Claims

1. A method of inhibiting tau phosphorylation in a patient in need thereof, comprising: and

administering to the patient a pharmaceutical composition comprising a compound having a structure according to Formula I
wherein:
X is N or CH;
R1 is selected from a group consisting of
R3 is selected from a group consisting of
R2 is hydrogen, deuterium, CH3, CF3, CHF2, or CH2F.

2. The method of claim 1, wherein X is N.

3. The method of claim 1, wherein R4, R5, and R6 are independently selected from the group consisting of hydrogen, methyl, or alkoxy.

4. The method of claim 1, wherein R4, R5, and R6 are independently selected from the group consisting of hydrogen, OH, halogen, methyl, or alkoxy.

5. The method of claim 1, wherein R1 is

6. The method of claim 1, wherein R3 is

7. The method of claim 1, wherein R2 is CH3 or hydrogen.

8. The method of claim 1, wherein R2 is hydrogen.

9. The method of claim 8, wherein R1 is

10. The method according to claim 8, wherein

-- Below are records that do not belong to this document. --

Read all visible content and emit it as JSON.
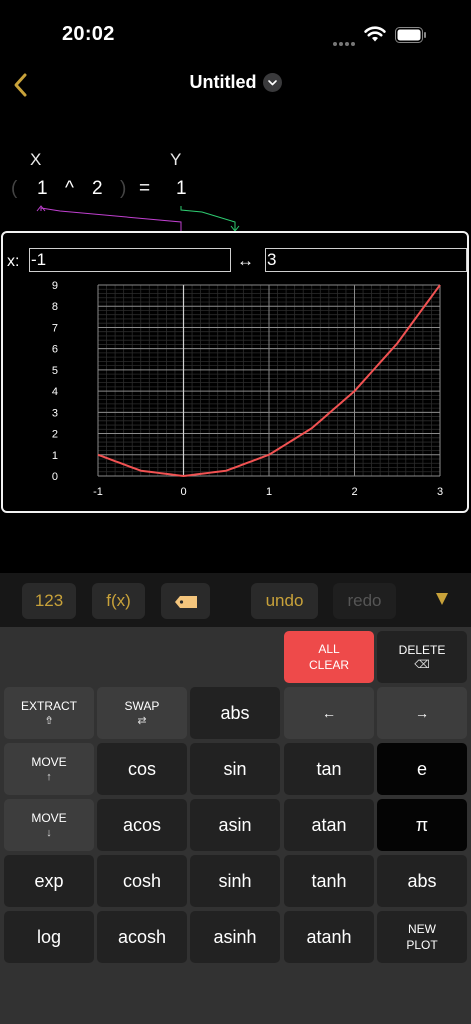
{
  "status": {
    "time": "20:02"
  },
  "nav": {
    "title": "Untitled"
  },
  "expression": {
    "label_x": "X",
    "label_y": "Y",
    "open_paren": "(",
    "base": "1",
    "operator": "^",
    "exponent": "2",
    "close_paren": ")",
    "equals": "=",
    "result": "1"
  },
  "plot": {
    "x_label": "x:",
    "range_min": "-1",
    "range_sep": "↔",
    "range_max": "3"
  },
  "chart_data": {
    "type": "line",
    "xlim": [
      -1,
      3
    ],
    "ylim": [
      0,
      9
    ],
    "x_ticks": [
      "-1",
      "0",
      "1",
      "2",
      "3"
    ],
    "y_ticks": [
      "0",
      "1",
      "2",
      "3",
      "4",
      "5",
      "6",
      "7",
      "8",
      "9"
    ],
    "grid": true,
    "series": [
      {
        "x": [
          -1,
          -0.5,
          0,
          0.5,
          1,
          1.5,
          2,
          2.5,
          3
        ],
        "y": [
          1,
          0.25,
          0,
          0.25,
          1,
          2.25,
          4,
          6.25,
          9
        ],
        "color": "#f25252"
      }
    ]
  },
  "toolbar": {
    "numbers": "123",
    "functions": "f(x)",
    "undo": "undo",
    "redo": "redo",
    "accent": "#c8a23a"
  },
  "keys": {
    "all_clear_1": "ALL",
    "all_clear_2": "CLEAR",
    "delete": "DELETE",
    "delete_icon": "⌫",
    "extract": "EXTRACT",
    "extract_icon": "⇮",
    "swap": "SWAP",
    "swap_icon": "⇄",
    "abs": "abs",
    "left": "←",
    "right": "→",
    "move_up": "MOVE",
    "up_icon": "↑",
    "cos": "cos",
    "sin": "sin",
    "tan": "tan",
    "e": "e",
    "move_down": "MOVE",
    "down_icon": "↓",
    "acos": "acos",
    "asin": "asin",
    "atan": "atan",
    "pi": "π",
    "exp": "exp",
    "cosh": "cosh",
    "sinh": "sinh",
    "tanh": "tanh",
    "abs2": "abs",
    "log": "log",
    "acosh": "acosh",
    "asinh": "asinh",
    "atanh": "atanh",
    "new_plot_1": "NEW",
    "new_plot_2": "PLOT"
  }
}
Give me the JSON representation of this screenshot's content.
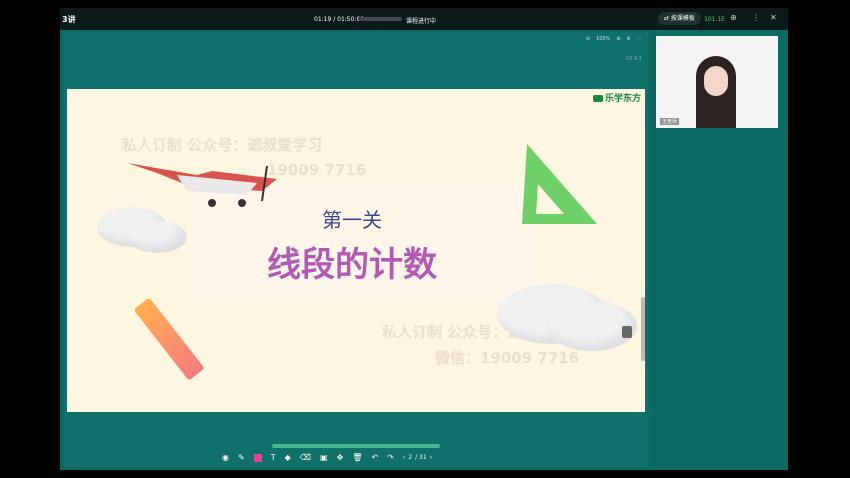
{
  "titlebar": {
    "lesson": "3讲",
    "time": "01:19 / 01:50:00",
    "status": "课程进行中",
    "switch_label": "⇄ 按课模板",
    "network": "101.1E"
  },
  "slide_toolbar": {
    "zoom": "100%"
  },
  "version": "V2.4.1",
  "slide": {
    "brand": "乐学东方",
    "subtitle": "第一关",
    "title": "线段的计数",
    "watermark_1": "私人订制 公众号：迦叔爱学习",
    "watermark_2": "19009 7716",
    "watermark_3": "私人订制 公众号：迦叔爱学习",
    "watermark_4": "微信：19009 7716"
  },
  "pager": {
    "current": "2",
    "total": "/ 31"
  },
  "video": {
    "teacher_name": "王老师"
  },
  "colors": {
    "accent": "#0d6b63",
    "pink": "#e84393"
  }
}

R3 is

11. The method of claim 1, wherein R2 is CH3.

12. The method of claim 11, wherein R1 is

13. The method according to claim 11,

wherein R3 is

14. The method of claim 1, wherein the compound has a formula selected from the group consisting of Formulae II-VIII:

15. The method of claim 1 wherein the compound is present as a pharmaceutically acceptable salt, a hydrate, a solvate, or in crystalline form.

16. The method of claim 1 wherein the compound is present in an amount effective to reduce corticotrophin-releasing factor (CRF-1) induced tau protein phosphorylation (p-tau).

17. The method of claim 1, wherein the composition is formulated for oral administration or injection.

18. The method of claim 1, further comprising administering to the patient a second pharmaceutical agent suitable for treatment of a neurological condition.

19. The method of claim 18, wherein the second pharmaceutical agent is selected from the group consisting of disulfiram, honokiol, nimetazepam, a tropinol-ester, a TrkA kinase inhibitor, a hydantoin, a D2 receptor agonist, an alphal-adrenergic receptor antagonist, an APP-specific BACE inhibitor, galangin, a galangin prodrug, rutin, a rutin prodrug, an acetylcholinesterase inhibitor, (-) phenserine, tacrine, ipidacrine, galantamine, donepezil, icopezil, zanapezil, rivastigmine, huperzine A, phenserine, physostigmine, neostigmine, pyridostigmine, ambenonium, demarcarium, edrophonium, ladostigil, ungeremine, a NMDA receptor antagonist, memantine, a muscarinic receptor agonist, talsaclidine, AF-102B, AF-267B (NGX-267), a nicotinic receptor agonist, ispronicline (AZD-3480), a beta secretase inhibitor, a thiazolidinedione, rosiglitazone, pioglitazone, a gamma-secretase inhibitor, semagacestat (LY-450139), MK-0752, E-2012, BMS-708163, PF-3084014, begacestat (GSI-953), NIC5-15, an inhibitor of Aβ aggregation, clioquinol (PBTI), PBT2, tramiprosate (homotaurine), scylla-inositol, bapineuzemab, epigallocatechin-3-gallate, an anti-inflammatory agent, a cyclooxygenase II inhibitor, an anti-oxidant, vitamin E, or a ginkolide.

20. The method of claim 1 wherein the patient is diagnosed with Alzheimer's disease.

Patent History
Publication number: 20220024935
Type: Application
Filed: Sep 2, 2021
Publication Date: Jan 27, 2022
Inventors: Varghese John (Culver City, CA), Oleksandr Buzko (Culver City, CA), Dale Bredesen (Culver City, CA), Patricia Spilman (Culver City, CA), Barbara Jagodzinska (Culver City, CA)
Application Number: 17/465,089
Classifications
International Classification: C07D 487/04 (20060101); A61K 45/06 (20060101); A61K 31/519 (20060101); A61K 31/4439 (20060101); A61P 25/28 (20060101); C07D 471/04 (20060101);